- YOUR GOAL: Exact reproduction of all the data is needed.

Items from a data source
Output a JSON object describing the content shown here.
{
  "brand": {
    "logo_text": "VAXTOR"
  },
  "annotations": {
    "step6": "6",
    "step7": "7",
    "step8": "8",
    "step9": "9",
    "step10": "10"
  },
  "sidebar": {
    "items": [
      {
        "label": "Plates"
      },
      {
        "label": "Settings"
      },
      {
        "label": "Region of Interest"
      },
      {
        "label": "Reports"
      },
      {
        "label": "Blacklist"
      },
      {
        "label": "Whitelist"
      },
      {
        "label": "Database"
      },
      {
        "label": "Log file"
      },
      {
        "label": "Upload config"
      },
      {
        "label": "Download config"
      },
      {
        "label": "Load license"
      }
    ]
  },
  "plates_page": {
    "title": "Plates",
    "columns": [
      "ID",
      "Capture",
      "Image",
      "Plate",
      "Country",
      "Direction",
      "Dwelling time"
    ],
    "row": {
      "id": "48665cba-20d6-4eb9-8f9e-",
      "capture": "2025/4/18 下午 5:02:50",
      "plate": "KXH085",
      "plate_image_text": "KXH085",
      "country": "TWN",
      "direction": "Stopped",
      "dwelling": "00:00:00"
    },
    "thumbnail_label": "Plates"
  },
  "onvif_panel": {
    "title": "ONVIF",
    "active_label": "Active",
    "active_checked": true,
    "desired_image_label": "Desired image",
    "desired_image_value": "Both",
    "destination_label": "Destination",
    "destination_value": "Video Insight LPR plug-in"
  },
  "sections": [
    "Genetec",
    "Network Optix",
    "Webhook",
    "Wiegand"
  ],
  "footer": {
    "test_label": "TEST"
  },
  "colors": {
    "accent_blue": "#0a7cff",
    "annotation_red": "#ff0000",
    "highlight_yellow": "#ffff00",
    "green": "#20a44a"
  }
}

- FINAL ANSWER:
Output a JSON object describing the content shown here.
{
  "brand": {
    "logo_text": "VAXTOR"
  },
  "annotations": {
    "step6": "6",
    "step7": "7",
    "step8": "8",
    "step9": "9",
    "step10": "10"
  },
  "sidebar": {
    "items": [
      {
        "label": "Plates"
      },
      {
        "label": "Settings"
      },
      {
        "label": "Region of Interest"
      },
      {
        "label": "Reports"
      },
      {
        "label": "Blacklist"
      },
      {
        "label": "Whitelist"
      },
      {
        "label": "Database"
      },
      {
        "label": "Log file"
      },
      {
        "label": "Upload config"
      },
      {
        "label": "Download config"
      },
      {
        "label": "Load license"
      }
    ]
  },
  "plates_page": {
    "title": "Plates",
    "columns": [
      "ID",
      "Capture",
      "Image",
      "Plate",
      "Country",
      "Direction",
      "Dwelling time"
    ],
    "row": {
      "id": "48665cba-20d6-4eb9-8f9e-",
      "capture": "2025/4/18 下午 5:02:50",
      "plate": "KXH085",
      "plate_image_text": "KXH085",
      "country": "TWN",
      "direction": "Stopped",
      "dwelling": "00:00:00"
    },
    "thumbnail_label": "Plates"
  },
  "onvif_panel": {
    "title": "ONVIF",
    "active_label": "Active",
    "active_checked": true,
    "desired_image_label": "Desired image",
    "desired_image_value": "Both",
    "destination_label": "Destination",
    "destination_value": "Video Insight LPR plug-in"
  },
  "sections": [
    "Genetec",
    "Network Optix",
    "Webhook",
    "Wiegand"
  ],
  "footer": {
    "test_label": "TEST"
  },
  "colors": {
    "accent_blue": "#0a7cff",
    "annotation_red": "#ff0000",
    "highlight_yellow": "#ffff00",
    "green": "#20a44a"
  }
}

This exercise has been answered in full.